City dwellers have been growing their own food for millennia, but the concept of urban agriculture been formally recognised in research and public policy since the mid 1990s.
Canada’s International Development Research Centre (IDRC) has played a leading role in forging this new discipline and raising awareness of it.
In issue 25 of Urban Agriculture Magazine – RUAF 10 years, IDRC program officer and urban agriculture (UA) specialist Luc Mougeot traces the achievements of this young field and the challenges its practitioners face.
Taking the lead
Before the 1990s, interest in unregulated ‘city farming’ had been largely confined to academic research, often conducted by individual scholars who approached UA primarily from the viewpoint of the informal economy.
The rising costs of energy and food, water shortages, and worries about food safety shifted the perspective on city farming toward concerns like food security, eco-development, and self-reliance. Later still, it moved toward urban environmental management and sustainability issues such as waste recycling.
In the early 1990s development assistance organisations began placing UA on their agendas. Mougeot traces this growing attention to the 1992 United Nations Conference on Environment and Development (UNCED) in Rio de Janeiro. UNCEDÕs Agenda 21 plan encouraged local governments to become involved in managing city environments.
In the same year the United Nations Development Programme, as Mougeot puts it, “invited IDRC to take the lead on UA.” IDRC’s efforts accelerated to become a full program of work, highlighted by two phases of its ambitious Cities Feeding People research initiative carried out from 1996 to 2005.

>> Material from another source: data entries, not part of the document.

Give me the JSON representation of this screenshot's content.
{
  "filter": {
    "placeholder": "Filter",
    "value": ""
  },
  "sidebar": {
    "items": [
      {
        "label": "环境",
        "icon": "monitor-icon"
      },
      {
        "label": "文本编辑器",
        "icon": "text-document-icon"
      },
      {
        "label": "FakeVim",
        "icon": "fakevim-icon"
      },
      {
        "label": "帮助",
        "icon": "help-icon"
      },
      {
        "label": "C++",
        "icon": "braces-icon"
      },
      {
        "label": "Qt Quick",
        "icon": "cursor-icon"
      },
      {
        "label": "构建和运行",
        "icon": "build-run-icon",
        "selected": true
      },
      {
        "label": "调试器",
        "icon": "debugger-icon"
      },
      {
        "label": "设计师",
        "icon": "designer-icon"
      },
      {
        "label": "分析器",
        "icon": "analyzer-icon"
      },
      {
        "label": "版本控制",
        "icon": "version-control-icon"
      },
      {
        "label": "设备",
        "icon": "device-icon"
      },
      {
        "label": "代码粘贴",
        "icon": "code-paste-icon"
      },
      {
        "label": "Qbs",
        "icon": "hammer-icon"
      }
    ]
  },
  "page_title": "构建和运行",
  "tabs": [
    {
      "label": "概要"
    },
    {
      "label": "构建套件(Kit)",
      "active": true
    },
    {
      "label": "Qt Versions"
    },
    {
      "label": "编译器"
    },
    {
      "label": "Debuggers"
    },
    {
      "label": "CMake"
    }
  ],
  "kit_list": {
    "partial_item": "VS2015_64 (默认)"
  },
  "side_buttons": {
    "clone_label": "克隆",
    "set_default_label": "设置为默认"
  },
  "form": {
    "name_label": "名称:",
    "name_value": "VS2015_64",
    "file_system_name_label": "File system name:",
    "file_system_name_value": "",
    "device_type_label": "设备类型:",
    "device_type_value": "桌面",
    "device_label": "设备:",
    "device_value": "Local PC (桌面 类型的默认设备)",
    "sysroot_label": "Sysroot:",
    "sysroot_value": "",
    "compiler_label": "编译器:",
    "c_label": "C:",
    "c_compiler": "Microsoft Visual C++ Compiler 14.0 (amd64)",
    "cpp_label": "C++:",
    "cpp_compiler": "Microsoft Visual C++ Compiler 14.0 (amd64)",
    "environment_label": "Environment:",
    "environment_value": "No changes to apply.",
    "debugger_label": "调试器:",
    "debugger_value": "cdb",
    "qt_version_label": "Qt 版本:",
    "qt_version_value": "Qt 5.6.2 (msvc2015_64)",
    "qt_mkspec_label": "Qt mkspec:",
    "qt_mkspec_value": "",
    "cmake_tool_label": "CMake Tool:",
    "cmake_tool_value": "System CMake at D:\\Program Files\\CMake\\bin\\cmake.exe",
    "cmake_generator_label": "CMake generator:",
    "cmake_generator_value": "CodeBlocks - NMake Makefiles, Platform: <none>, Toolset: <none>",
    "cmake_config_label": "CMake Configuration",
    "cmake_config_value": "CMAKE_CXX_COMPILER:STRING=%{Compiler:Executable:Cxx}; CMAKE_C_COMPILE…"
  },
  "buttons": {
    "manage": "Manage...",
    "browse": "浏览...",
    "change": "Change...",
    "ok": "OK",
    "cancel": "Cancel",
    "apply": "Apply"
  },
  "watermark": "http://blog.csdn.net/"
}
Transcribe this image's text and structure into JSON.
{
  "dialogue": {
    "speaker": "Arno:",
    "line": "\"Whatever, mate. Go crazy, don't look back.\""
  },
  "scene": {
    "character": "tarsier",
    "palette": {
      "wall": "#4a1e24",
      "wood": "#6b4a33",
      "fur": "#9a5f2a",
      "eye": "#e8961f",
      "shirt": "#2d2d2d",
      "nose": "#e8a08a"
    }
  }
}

Also during that decade, local governments worldwide began paying attention to UA and raising the issue in international forums, particularly the United Nations.
One important side-effect of this shift was that the UN system became more receptive to implementing its own initiatives through local authorities rather than only through national central governments.

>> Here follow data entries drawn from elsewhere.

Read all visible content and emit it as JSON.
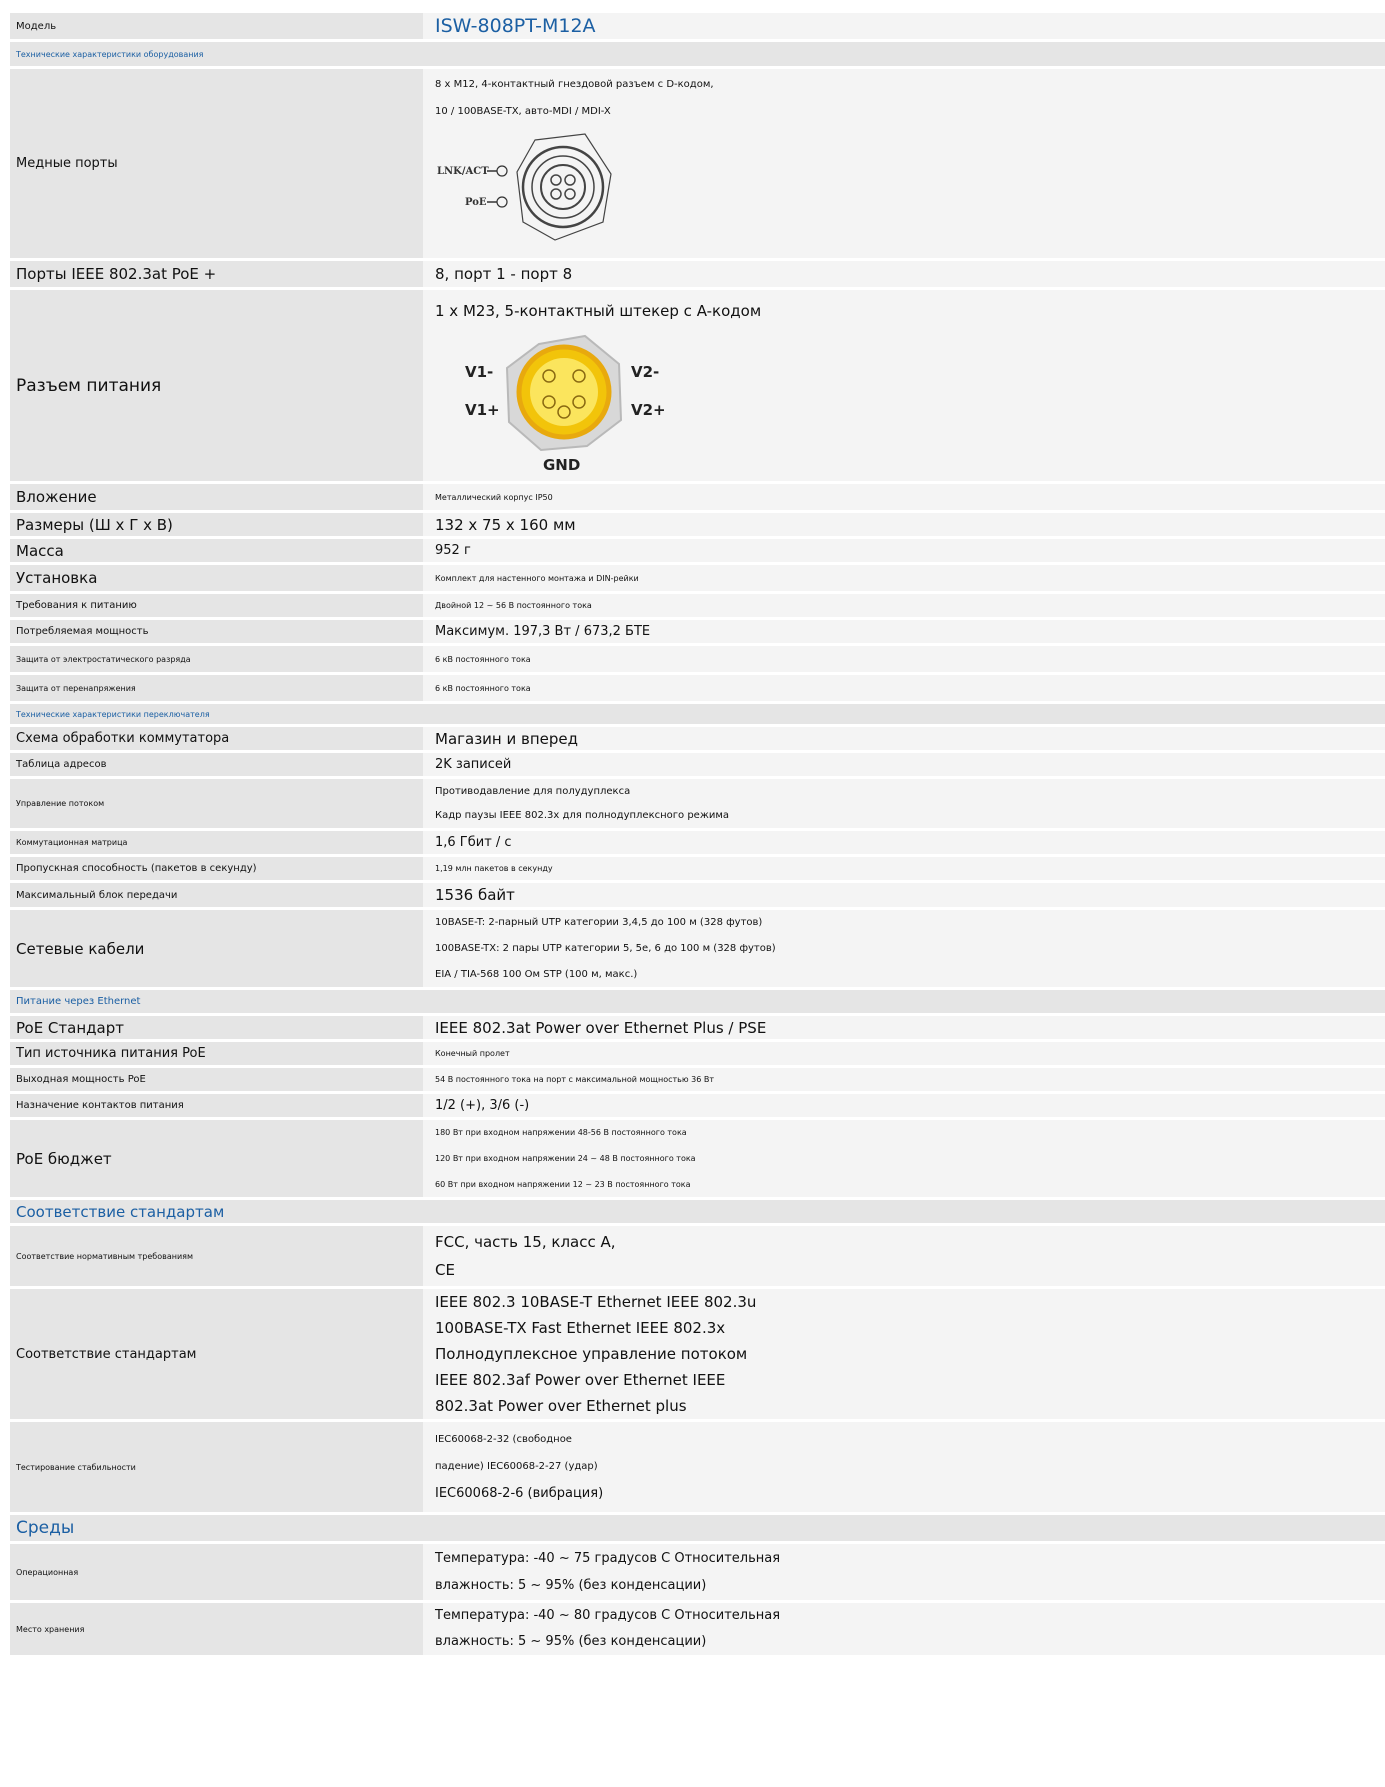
{
  "model": {
    "label": "Модель",
    "value": "ISW-808PT-M12A"
  },
  "sections": {
    "hardware": "Технические характеристики оборудования",
    "switch": "Технические характеристики переключателя",
    "poe": "Питание через Ethernet",
    "standards": "Соответствие стандартам",
    "environment": "Среды"
  },
  "copper": {
    "label": "Медные порты",
    "lines": [
      "8 x M12, 4-контактный гнездовой разъем с D-кодом,",
      "10 / 100BASE-TX, авто-MDI / MDI-X"
    ],
    "diagram": {
      "lnk_act": "LNK/ACT",
      "poe": "PoE"
    }
  },
  "poe_ports": {
    "label": "Порты IEEE 802.3at PoE +",
    "value": "8, порт 1 - порт 8"
  },
  "power_connector": {
    "label": "Разъем питания",
    "value": "1 x M23, 5-контактный штекер с A-кодом",
    "diagram": {
      "v1m": "V1-",
      "v1p": "V1+",
      "v2m": "V2-",
      "v2p": "V2+",
      "gnd": "GND"
    }
  },
  "enclosure": {
    "label": "Вложение",
    "value": "Металлический корпус IP50"
  },
  "dimensions": {
    "label": "Размеры (Ш x Г x В)",
    "value": "132 x 75 x 160 мм"
  },
  "weight": {
    "label": "Масса",
    "value": "952 г"
  },
  "installation": {
    "label": "Установка",
    "value": "Комплект для настенного монтажа и DIN-рейки"
  },
  "power_req": {
    "label": "Требования к питанию",
    "value": "Двойной 12 ~ 56 В постоянного тока"
  },
  "power_consumption": {
    "label": "Потребляемая мощность",
    "value": "Максимум. 197,3 Вт / 673,2 БТЕ"
  },
  "esd": {
    "label": "Защита от электростатического разряда",
    "value": "6 кВ постоянного тока"
  },
  "surge": {
    "label": "Защита от перенапряжения",
    "value": "6 кВ постоянного тока"
  },
  "switch_arch": {
    "label": "Схема обработки коммутатора",
    "value": "Магазин и вперед"
  },
  "address_table": {
    "label": "Таблица адресов",
    "value": "2K записей"
  },
  "flow_control": {
    "label": "Управление потоком",
    "lines": [
      "Противодавление для полудуплекса",
      "Кадр паузы IEEE 802.3x для полнодуплексного режима"
    ]
  },
  "switch_fabric": {
    "label": "Коммутационная матрица",
    "value": "1,6 Гбит / с"
  },
  "throughput": {
    "label": "Пропускная способность (пакетов в секунду)",
    "value": "1,19 млн пакетов в секунду"
  },
  "mtu": {
    "label": "Максимальный блок передачи",
    "value": "1536 байт"
  },
  "cables": {
    "label": "Сетевые кабели",
    "lines": [
      "10BASE-T: 2-парный UTP категории 3,4,5 до 100 м (328 футов)",
      "100BASE-TX: 2 пары UTP категории 5, 5e, 6 до 100 м (328 футов)",
      "EIA / TIA-568 100 Ом STP (100 м, макс.)"
    ]
  },
  "poe_standard": {
    "label": "PoE Стандарт",
    "value": "IEEE 802.3at Power over Ethernet Plus / PSE"
  },
  "poe_source": {
    "label": "Тип источника питания PoE",
    "value": "Конечный пролет"
  },
  "poe_output": {
    "label": "Выходная мощность PoE",
    "value": "54 В постоянного тока на порт с максимальной мощностью 36 Вт"
  },
  "pin_assign": {
    "label": "Назначение контактов питания",
    "value": "1/2 (+), 3/6 (-)"
  },
  "poe_budget": {
    "label": "PoE бюджет",
    "lines": [
      "180 Вт при входном напряжении 48-56 В постоянного тока",
      "120 Вт при входном напряжении 24 ~ 48 В постоянного тока",
      "60 Вт при входном напряжении 12 ~ 23 В постоянного тока"
    ]
  },
  "regulatory": {
    "label": "Соответствие нормативным требованиям",
    "lines": [
      "FCC, часть 15, класс A,",
      "CE"
    ]
  },
  "standards": {
    "label": "Соответствие стандартам",
    "lines": [
      "IEEE 802.3 10BASE-T Ethernet IEEE 802.3u",
      "100BASE-TX Fast Ethernet IEEE 802.3x",
      "Полнодуплексное управление потоком",
      "IEEE 802.3af Power over Ethernet IEEE",
      "802.3at Power over Ethernet plus"
    ]
  },
  "stability": {
    "label": "Тестирование стабильности",
    "lines": [
      "IEC60068-2-32 (свободное",
      "падение) IEC60068-2-27 (удар)",
      "IEC60068-2-6 (вибрация)"
    ]
  },
  "operating": {
    "label": "Операционная",
    "lines": [
      "Температура: -40 ~ 75 градусов C Относительная",
      "влажность: 5 ~ 95% (без конденсации)"
    ]
  },
  "storage": {
    "label": "Место хранения",
    "lines": [
      "Температура: -40 ~ 80 градусов C Относительная",
      "влажность: 5 ~ 95% (без конденсации)"
    ]
  },
  "colors": {
    "section_text": "#1b5fa3",
    "label_bg": "#e5e5e5",
    "value_bg": "#f4f4f4"
  }
}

The field developed rapidly following a 1996 planning meeting, held at IDRC head office, of the international Support Group on Urban Agriculture (SGUA).
Many initiatives to build recognition, outreach, and alliances were launched and they soon bore fruit.

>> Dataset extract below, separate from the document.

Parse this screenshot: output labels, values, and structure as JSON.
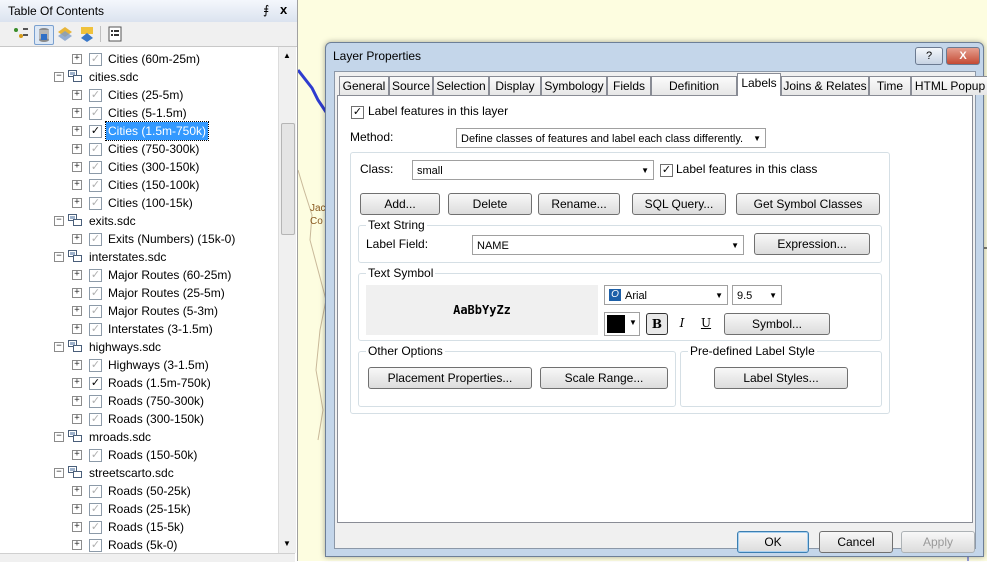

IDRC and other partners supported the creation of a key global network, the Resource Centres on Urban Agriculture & Food Security (RUAF) Foundation.
RUAF fosters policy planning, farmer organization, and business development related to UA. It provides training, technical support, and policy advice to local and national governments, producer organisations, non-governmental organisations, and others.
Meanwhile, IDRC and other donor organisations funded graduate fieldwork, regional courses, and policy research. In addition, both the UN Food and Agriculture Organisation and UN Habitat clarified their policies on UA and stepped up their programming.
Those are just a few examples among many more projects and programs that could be cited. As Mougeot sums it up: “The last fifteen years have seen an unprecedented increase and convergence in competence and capacity building, networking and advocacy for regional and global research and policy initiatives.”
Mougeot collects all this activity under four broad achievements:
– growth in research capacity and leadership, including now seeing a broader range of disciplinary fields active in UA, such as urban planning, landscape architecture, and engineering;
– a number of marked shifts in the approach to doing policy research, for instance, from single city to multi-city projects;
– more research and policy aimed at solving specific problems rather than simply gathering information;
– a more inclusive strategy for achieving sustainability that goes beyond the earlier narrow focus on agriculture and poverty reduction.
Measuring true value
Though much has been realised – and in a remarkably short time – many policy and research questions remain.
How, for example, can local UA supply systems ever compete with large corporate multi-national retail food providers?
How can UA be contained in modern urban buildings? Can we design high-rise structures so they will accommodate livestock?
Most importantly, how can we credibly measure the true economic value of UA – in terms of jobs, income, cost avoidance, the productive use of people, land, and resources, – and communicate all these benefits to policymakers?